# Supplied data:
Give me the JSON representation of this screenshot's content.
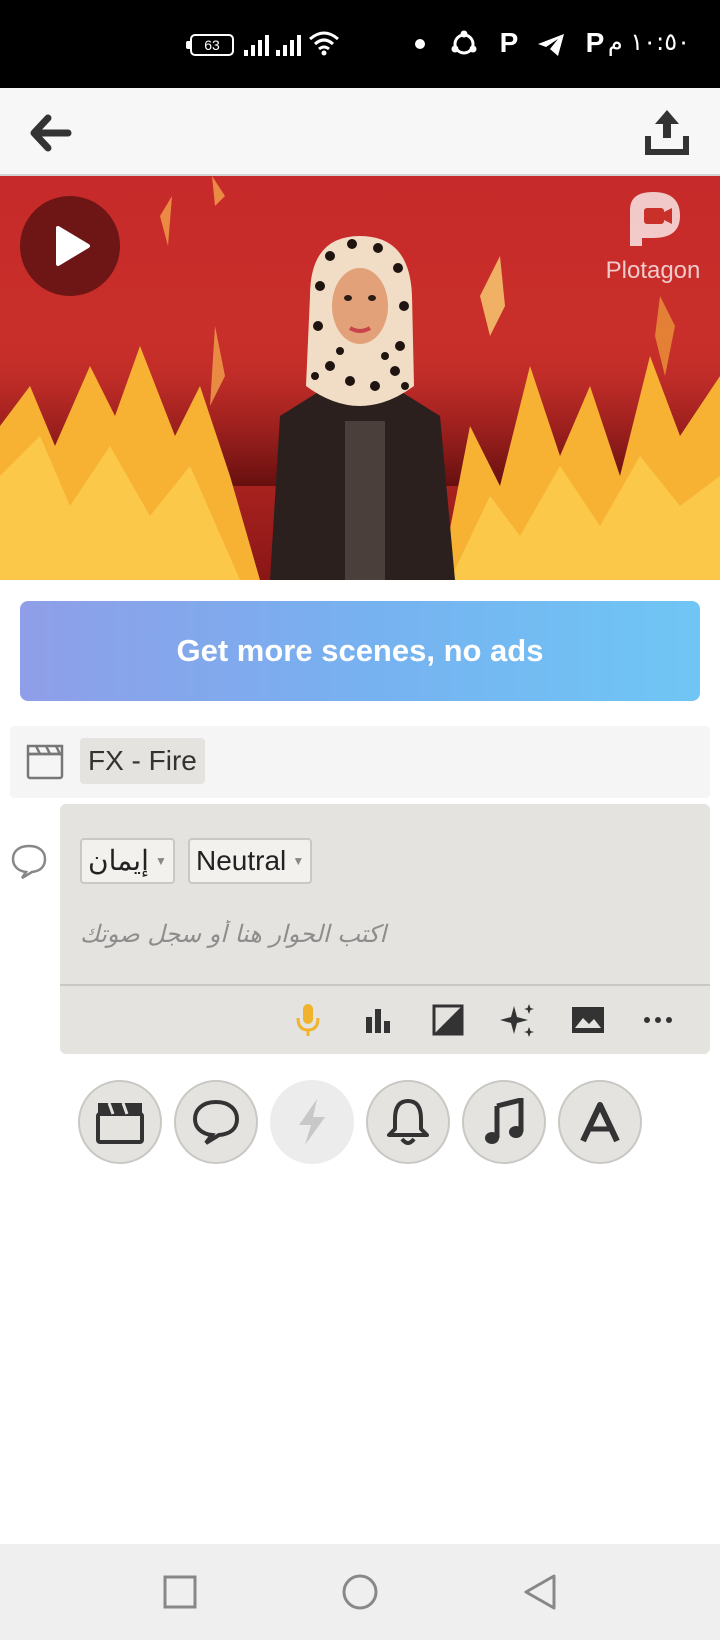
{
  "status_bar": {
    "time": "١٠:٥٠ م",
    "battery": "63"
  },
  "app_bar": {
    "back_icon": "arrow-left-icon",
    "share_icon": "share-tray-icon"
  },
  "preview": {
    "background": "fire",
    "watermark": "Plotagon"
  },
  "promo": {
    "label": "Get more scenes, no ads"
  },
  "scene": {
    "label": "FX - Fire"
  },
  "dialog": {
    "character": "إيمان",
    "mood": "Neutral",
    "placeholder": "اكتب الحوار هنا أو سجل صوتك",
    "tools": [
      "microphone-icon",
      "bar-chart-icon",
      "contrast-icon",
      "sparkle-icon",
      "image-icon",
      "more-icon"
    ]
  },
  "categories": [
    "scene-icon",
    "speech-bubble-icon",
    "lightning-icon",
    "bell-icon",
    "music-note-icon",
    "text-icon"
  ],
  "colors": {
    "accent_mic": "#f0b32b",
    "card_bg": "#e4e3df",
    "banner_start": "#8f9ee8",
    "banner_end": "#6fc6f5"
  }
}
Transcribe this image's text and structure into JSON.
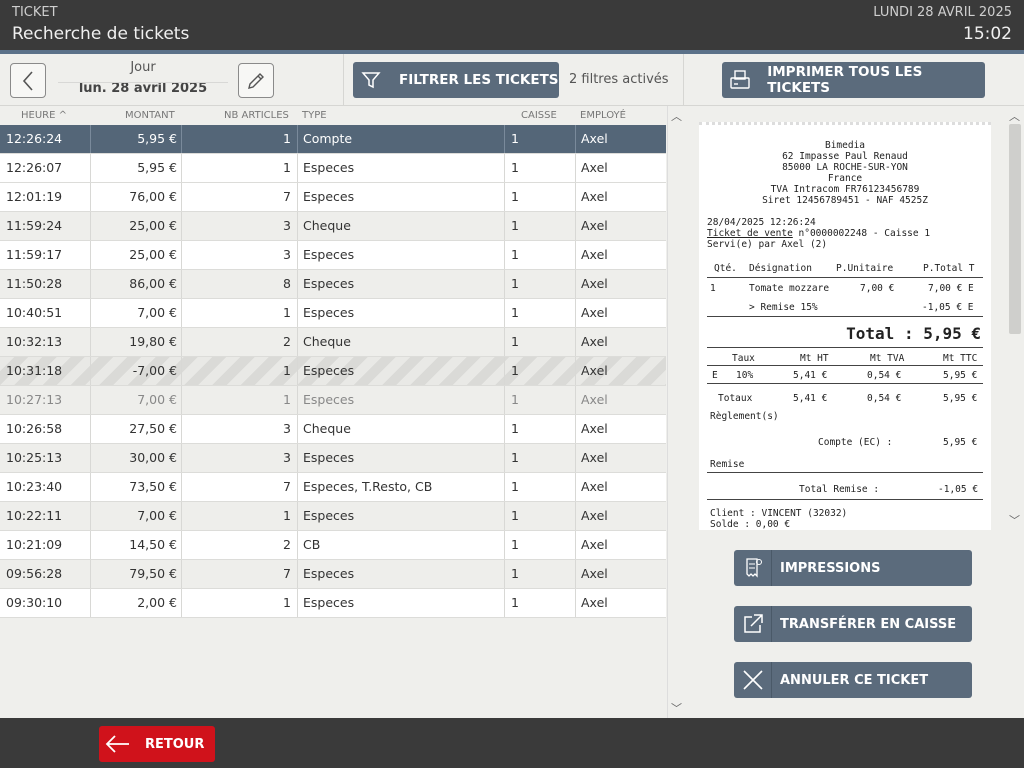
{
  "header": {
    "crumb": "TICKET",
    "title": "Recherche de tickets",
    "date": "LUNDI 28 AVRIL 2025",
    "time": "15:02"
  },
  "toolbar": {
    "day_label": "Jour",
    "day_value": "lun. 28 avril 2025",
    "filter_label": "FILTRER LES TICKETS",
    "filters_active": "2 filtres activés",
    "print_all_label": "IMPRIMER TOUS LES TICKETS"
  },
  "table": {
    "headers": [
      "HEURE ^",
      "MONTANT",
      "NB ARTICLES",
      "TYPE",
      "CAISSE",
      "EMPLOYÉ"
    ],
    "rows": [
      {
        "heure": "12:26:24",
        "montant": "5,95 €",
        "nb": "1",
        "type": "Compte",
        "caisse": "1",
        "employe": "Axel"
      },
      {
        "heure": "12:26:07",
        "montant": "5,95 €",
        "nb": "1",
        "type": "Especes",
        "caisse": "1",
        "employe": "Axel"
      },
      {
        "heure": "12:01:19",
        "montant": "76,00 €",
        "nb": "7",
        "type": "Especes",
        "caisse": "1",
        "employe": "Axel"
      },
      {
        "heure": "11:59:24",
        "montant": "25,00 €",
        "nb": "3",
        "type": "Cheque",
        "caisse": "1",
        "employe": "Axel"
      },
      {
        "heure": "11:59:17",
        "montant": "25,00 €",
        "nb": "3",
        "type": "Especes",
        "caisse": "1",
        "employe": "Axel"
      },
      {
        "heure": "11:50:28",
        "montant": "86,00 €",
        "nb": "8",
        "type": "Especes",
        "caisse": "1",
        "employe": "Axel"
      },
      {
        "heure": "10:40:51",
        "montant": "7,00 €",
        "nb": "1",
        "type": "Especes",
        "caisse": "1",
        "employe": "Axel"
      },
      {
        "heure": "10:32:13",
        "montant": "19,80 €",
        "nb": "2",
        "type": "Cheque",
        "caisse": "1",
        "employe": "Axel"
      },
      {
        "heure": "10:31:18",
        "montant": "-7,00 €",
        "nb": "1",
        "type": "Especes",
        "caisse": "1",
        "employe": "Axel"
      },
      {
        "heure": "10:27:13",
        "montant": "7,00 €",
        "nb": "1",
        "type": "Especes",
        "caisse": "1",
        "employe": "Axel"
      },
      {
        "heure": "10:26:58",
        "montant": "27,50 €",
        "nb": "3",
        "type": "Cheque",
        "caisse": "1",
        "employe": "Axel"
      },
      {
        "heure": "10:25:13",
        "montant": "30,00 €",
        "nb": "3",
        "type": "Especes",
        "caisse": "1",
        "employe": "Axel"
      },
      {
        "heure": "10:23:40",
        "montant": "73,50 €",
        "nb": "7",
        "type": "Especes, T.Resto, CB",
        "caisse": "1",
        "employe": "Axel"
      },
      {
        "heure": "10:22:11",
        "montant": "7,00 €",
        "nb": "1",
        "type": "Especes",
        "caisse": "1",
        "employe": "Axel"
      },
      {
        "heure": "10:21:09",
        "montant": "14,50 €",
        "nb": "2",
        "type": "CB",
        "caisse": "1",
        "employe": "Axel"
      },
      {
        "heure": "09:56:28",
        "montant": "79,50 €",
        "nb": "7",
        "type": "Especes",
        "caisse": "1",
        "employe": "Axel"
      },
      {
        "heure": "09:30:10",
        "montant": "2,00 €",
        "nb": "1",
        "type": "Especes",
        "caisse": "1",
        "employe": "Axel"
      }
    ]
  },
  "receipt": {
    "store": "Bimedia",
    "address1": "62 Impasse Paul Renaud",
    "address2": "85000 LA ROCHE-SUR-YON",
    "country": "France",
    "tva": "TVA Intracom FR76123456789",
    "siret": "Siret 12456789451 - NAF 4525Z",
    "datetime": "28/04/2025 12:26:24",
    "ticket_link": "Ticket de vente",
    "ticket_rest": " n°0000002248 - Caisse 1",
    "served": "Servi(e) par Axel (2)",
    "col_qty": "Qté.",
    "col_desig": "Désignation",
    "col_pu": "P.Unitaire",
    "col_pt": "P.Total T",
    "item_qty": "1",
    "item_name": "Tomate mozzare",
    "item_pu": "7,00 €",
    "item_pt": "7,00 € E",
    "discount_label": "> Remise 15%",
    "discount_value": "-1,05 € E",
    "total": "Total : 5,95 €",
    "tax_taux": "Taux",
    "tax_ht": "Mt HT",
    "tax_tva": "Mt TVA",
    "tax_ttc": "Mt TTC",
    "tax_row_code": "E",
    "tax_row_rate": "10%",
    "tax_row_ht": "5,41 €",
    "tax_row_tva": "0,54 €",
    "tax_row_ttc": "5,95 €",
    "totaux_label": "Totaux",
    "totaux_ht": "5,41 €",
    "totaux_tva": "0,54 €",
    "totaux_ttc": "5,95 €",
    "reglement": "Règlement(s)",
    "compte_label": "Compte (EC) :",
    "compte_value": "5,95 €",
    "remise": "Remise",
    "total_remise_label": "Total Remise :",
    "total_remise_value": "-1,05 €",
    "client": "Client : VINCENT (32032)",
    "solde": "Solde : 0,00 €"
  },
  "actions": {
    "impressions": "IMPRESSIONS",
    "transferer": "TRANSFÉRER EN CAISSE",
    "annuler": "ANNULER CE TICKET"
  },
  "footer": {
    "back_label": "RETOUR"
  },
  "colors": {
    "header_bg": "#3a3a3a",
    "accent": "#5b6b7c",
    "selected_row": "#546678",
    "back_button": "#d0121b"
  }
}
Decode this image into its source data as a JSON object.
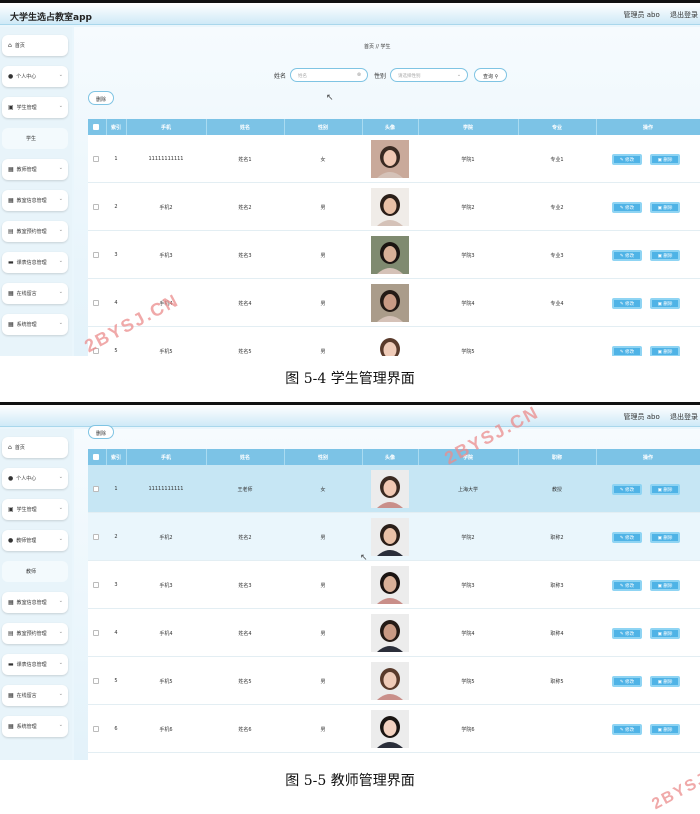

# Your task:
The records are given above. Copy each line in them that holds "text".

# Response to the exercise:
    "text-icon"
Transcribe this image's text and structure into JSON.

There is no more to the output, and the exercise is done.